Yesterday, a Pennsylvania grand jury released its findings into this Catholic Church clergy pedophilia. Its report is 900 pages that covers 70 years of such misconduct in Pennsylvania by 300+ priests who so abused 1,000 children. Many of these people who were so mistreated by priests are now aged adults. They testify that their psychological suffering has hurt their faith in God. I believe the death penalty should cover pedophilia.
Many people would argue with me about this. Some would say Jesus would be forgiving of such people and therefore not be so stringent. I think that is quite wrong. Those who say this do not properly know the Bible. Jesus upheld the Law of Moses. He said of it in his Sermon on the Mount, “Do not think that I have come to abolish the law or the prophets; I have come not to abolish but to fulfill” (Matthew 5.17 NRSV). Therefore, when he later taught in this sermon, “Do not judge, so that you may not be judged” (7.1), he certainly did not contradict himself by abolishing laws.We also read in the Bible, “the disciples came to Jesus and asked, ‘Who is the greatest in the kingdom of heaven?’ He called a child, whom he put among them, and said, ‘Truly I tell you, unless you change and become like children, you will never enter the kingdom of heaven. Whoever becomes humble like this child is the greatest in the kingdom of heaven. Whoever welcomes one such child in my name welcomes me. If any of you put a stumbling block before one of these little ones who believe in me, it would be better for you if a great millstone were fastened around your neck and you were drowned in the depth of the sea (Matt. 18.1-6).
When Jesus returns at his so-called “second coming,” he will establish his worldwide kingdom on earth that God gives him. He will rule as “King of kings and Lord of lords” (Revelation 19.16). Everything will not be lovey-dovey and all-forgiving. Jesus will “rule with a rod of iron” (Rev. 2.27; 12.5; 19.15). He will do as the Law of Moses says, “purge the evil from your midst” (Deuteronomy 24.7). That’s what good laws and their enforcement do. As they say, it “puts the fear of God” in people. After all, “The fear of the LORD is the beginning of wisdom” (Proverbs 1.7; 9.10; Psalm 111.10).
And do not think that good laws and their enforcement do not work in helping to correct misconduct. They certainly do (see Deut. 13.6-11). For when Moses came down from the smoking Mount Sinai and gave the Israelites the Ten Commandments that God gave him, Moses said to the people, “God has come only to test you and to put the fear of him upon you so that you do not sin” (Exodus 20.20).

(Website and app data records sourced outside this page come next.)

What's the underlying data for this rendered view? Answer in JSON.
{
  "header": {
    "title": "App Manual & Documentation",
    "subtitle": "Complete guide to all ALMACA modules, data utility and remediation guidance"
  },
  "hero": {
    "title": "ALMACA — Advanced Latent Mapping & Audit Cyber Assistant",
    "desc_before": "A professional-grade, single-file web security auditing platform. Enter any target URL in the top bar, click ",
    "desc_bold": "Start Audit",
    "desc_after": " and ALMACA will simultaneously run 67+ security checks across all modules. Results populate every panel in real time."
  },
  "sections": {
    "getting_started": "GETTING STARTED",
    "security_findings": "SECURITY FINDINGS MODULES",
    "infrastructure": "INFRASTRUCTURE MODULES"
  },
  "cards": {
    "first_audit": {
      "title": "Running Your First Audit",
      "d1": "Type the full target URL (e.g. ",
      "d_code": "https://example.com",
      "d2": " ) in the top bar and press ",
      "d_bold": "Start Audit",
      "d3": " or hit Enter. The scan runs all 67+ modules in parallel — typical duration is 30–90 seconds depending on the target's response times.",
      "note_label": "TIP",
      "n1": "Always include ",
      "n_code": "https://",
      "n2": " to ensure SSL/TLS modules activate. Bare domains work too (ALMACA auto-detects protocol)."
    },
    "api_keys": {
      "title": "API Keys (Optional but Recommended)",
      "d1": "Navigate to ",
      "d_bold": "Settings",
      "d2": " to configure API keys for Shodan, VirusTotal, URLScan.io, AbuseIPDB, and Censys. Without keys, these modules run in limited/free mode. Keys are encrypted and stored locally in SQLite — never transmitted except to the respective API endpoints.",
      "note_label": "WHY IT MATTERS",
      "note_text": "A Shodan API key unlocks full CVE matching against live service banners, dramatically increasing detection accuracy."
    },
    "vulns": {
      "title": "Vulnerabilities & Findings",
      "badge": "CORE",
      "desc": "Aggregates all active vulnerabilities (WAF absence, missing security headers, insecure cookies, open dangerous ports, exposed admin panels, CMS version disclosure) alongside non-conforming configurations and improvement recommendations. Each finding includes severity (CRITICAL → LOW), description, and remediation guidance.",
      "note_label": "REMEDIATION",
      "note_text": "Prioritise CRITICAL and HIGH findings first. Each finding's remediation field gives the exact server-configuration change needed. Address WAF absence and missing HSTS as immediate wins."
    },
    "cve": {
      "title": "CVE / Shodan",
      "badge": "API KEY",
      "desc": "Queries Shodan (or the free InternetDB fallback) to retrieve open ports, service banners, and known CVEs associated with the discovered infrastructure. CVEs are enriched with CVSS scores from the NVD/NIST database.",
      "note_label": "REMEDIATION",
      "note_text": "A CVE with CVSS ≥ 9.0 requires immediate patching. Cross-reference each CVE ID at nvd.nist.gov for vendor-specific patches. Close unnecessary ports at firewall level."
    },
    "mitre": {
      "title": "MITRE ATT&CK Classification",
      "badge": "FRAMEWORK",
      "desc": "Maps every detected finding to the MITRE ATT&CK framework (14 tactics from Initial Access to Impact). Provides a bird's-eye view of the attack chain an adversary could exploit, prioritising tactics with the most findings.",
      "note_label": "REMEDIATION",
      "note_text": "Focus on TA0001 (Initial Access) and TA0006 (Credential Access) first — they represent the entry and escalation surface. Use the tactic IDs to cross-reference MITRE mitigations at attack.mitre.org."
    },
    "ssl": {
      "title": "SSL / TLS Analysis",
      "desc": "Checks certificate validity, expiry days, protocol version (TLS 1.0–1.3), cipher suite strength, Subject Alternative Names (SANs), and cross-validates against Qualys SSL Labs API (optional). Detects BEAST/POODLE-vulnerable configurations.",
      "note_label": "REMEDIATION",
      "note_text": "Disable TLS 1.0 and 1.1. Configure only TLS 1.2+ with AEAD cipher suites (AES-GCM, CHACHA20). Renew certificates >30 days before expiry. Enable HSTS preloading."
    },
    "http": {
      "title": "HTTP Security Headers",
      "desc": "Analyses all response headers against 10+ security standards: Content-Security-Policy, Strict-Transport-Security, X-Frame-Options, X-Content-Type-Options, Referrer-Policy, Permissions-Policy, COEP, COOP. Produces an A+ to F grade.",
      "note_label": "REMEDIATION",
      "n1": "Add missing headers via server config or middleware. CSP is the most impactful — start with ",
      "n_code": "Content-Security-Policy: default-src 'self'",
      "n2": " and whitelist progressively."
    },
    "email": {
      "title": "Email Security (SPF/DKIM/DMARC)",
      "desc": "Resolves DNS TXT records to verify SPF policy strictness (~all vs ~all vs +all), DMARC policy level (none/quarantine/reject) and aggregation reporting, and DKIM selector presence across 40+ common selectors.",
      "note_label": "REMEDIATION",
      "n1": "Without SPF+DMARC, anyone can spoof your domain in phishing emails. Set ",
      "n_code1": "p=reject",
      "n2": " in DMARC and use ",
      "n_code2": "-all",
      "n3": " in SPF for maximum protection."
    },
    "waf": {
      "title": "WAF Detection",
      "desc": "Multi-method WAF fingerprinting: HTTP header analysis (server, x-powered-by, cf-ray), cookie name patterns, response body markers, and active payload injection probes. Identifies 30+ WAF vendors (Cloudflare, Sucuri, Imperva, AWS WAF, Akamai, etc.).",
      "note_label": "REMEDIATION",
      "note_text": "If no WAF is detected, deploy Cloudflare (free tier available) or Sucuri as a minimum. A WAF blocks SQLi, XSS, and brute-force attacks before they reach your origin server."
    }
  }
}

Many people think Jesus was different from God by being all-forgiving because of how he treated the woman caught in adultery (John 8.2-11), as if he negated that law against adultery in the Law of Moses (Deut. 22.22) by saying to her, “Neither do I condemn you.” Not so. See my post on April 17, 2015, entitled “What Did Jesus Write on the Ground?”
God gave his laws to human beings in order for them to protect their dignity and thereby, by obeying those laws, not forfeit their dignity.